*PROBLEM STATEMENT*
Without including the pictures, copy out every line below.

*RECORDS FOR PROCESSING*
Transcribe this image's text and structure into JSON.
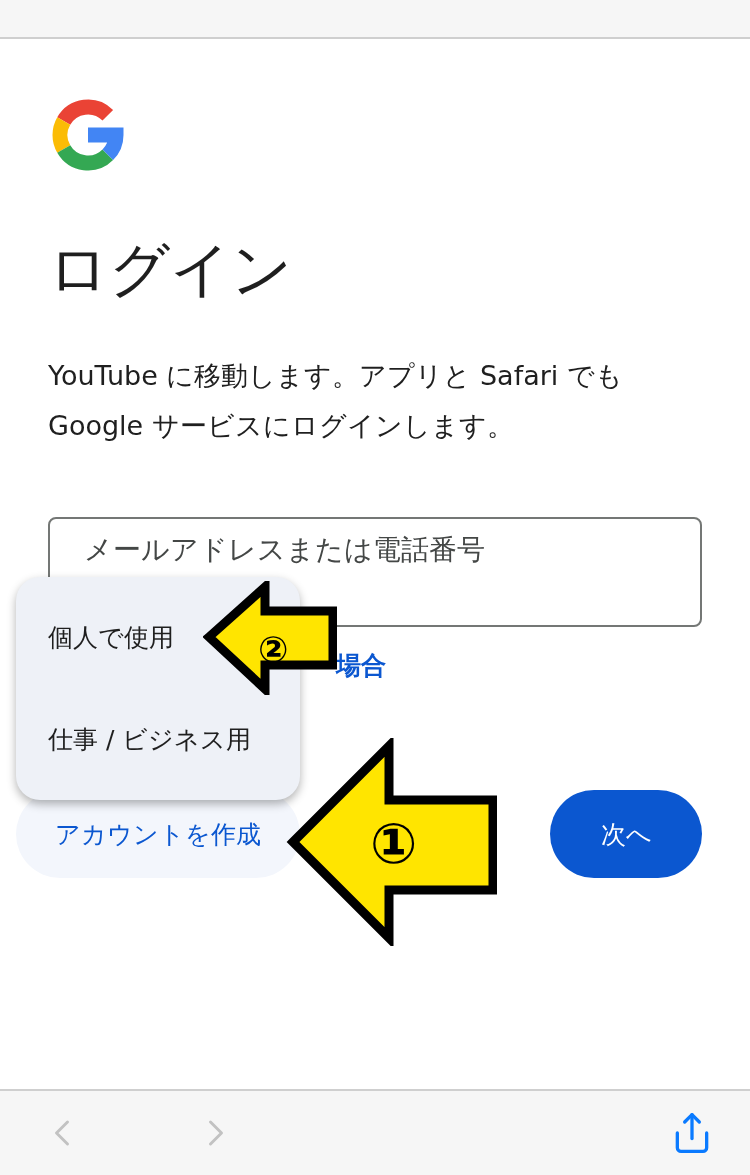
{
  "page": {
    "title": "ログイン",
    "description": "YouTube に移動します。アプリと Safari でも Google サービスにログインします。",
    "email_field": {
      "placeholder": "メールアドレスまたは電話番号"
    },
    "forgot_link": "場合",
    "create_account_button": "アカウントを作成",
    "next_button": "次へ"
  },
  "account_menu": {
    "items": [
      {
        "label": "個人で使用"
      },
      {
        "label": "仕事 / ビジネス用"
      }
    ]
  },
  "annotations": [
    {
      "number": "①"
    },
    {
      "number": "②"
    }
  ],
  "toolbar": {
    "back_disabled": true,
    "forward_disabled": true
  }
}
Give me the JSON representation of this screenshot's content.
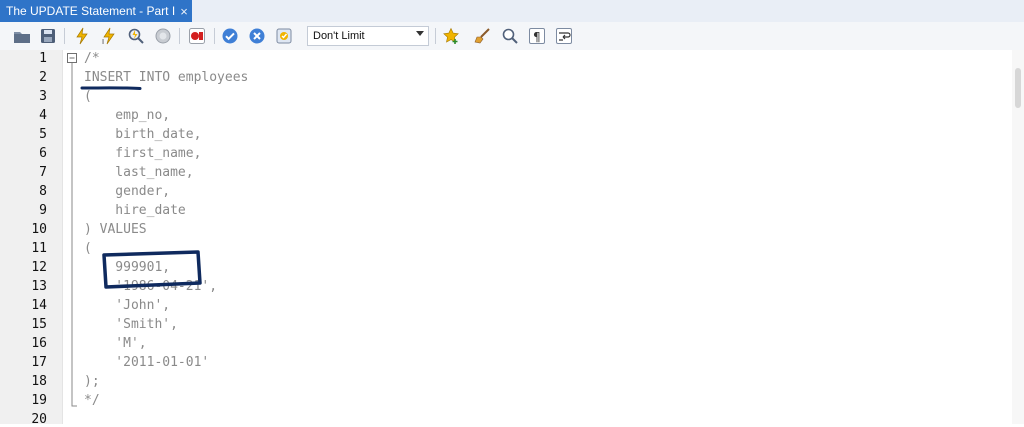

*TASK SOLUTION*
Transcribe this image's text and structure into JSON.
{
  "page": {
    "title": "ログイン",
    "description": "YouTube に移動します。アプリと Safari でも Google サービスにログインします。",
    "email_field": {
      "placeholder": "メールアドレスまたは電話番号"
    },
    "forgot_link": "場合",
    "create_account_button": "アカウントを作成",
    "next_button": "次へ"
  },
  "account_menu": {
    "items": [
      {
        "label": "個人で使用"
      },
      {
        "label": "仕事 / ビジネス用"
      }
    ]
  },
  "annotations": [
    {
      "number": "①"
    },
    {
      "number": "②"
    }
  ],
  "toolbar": {
    "back_disabled": true,
    "forward_disabled": true
  }
}
Give me the JSON representation of this screenshot's content.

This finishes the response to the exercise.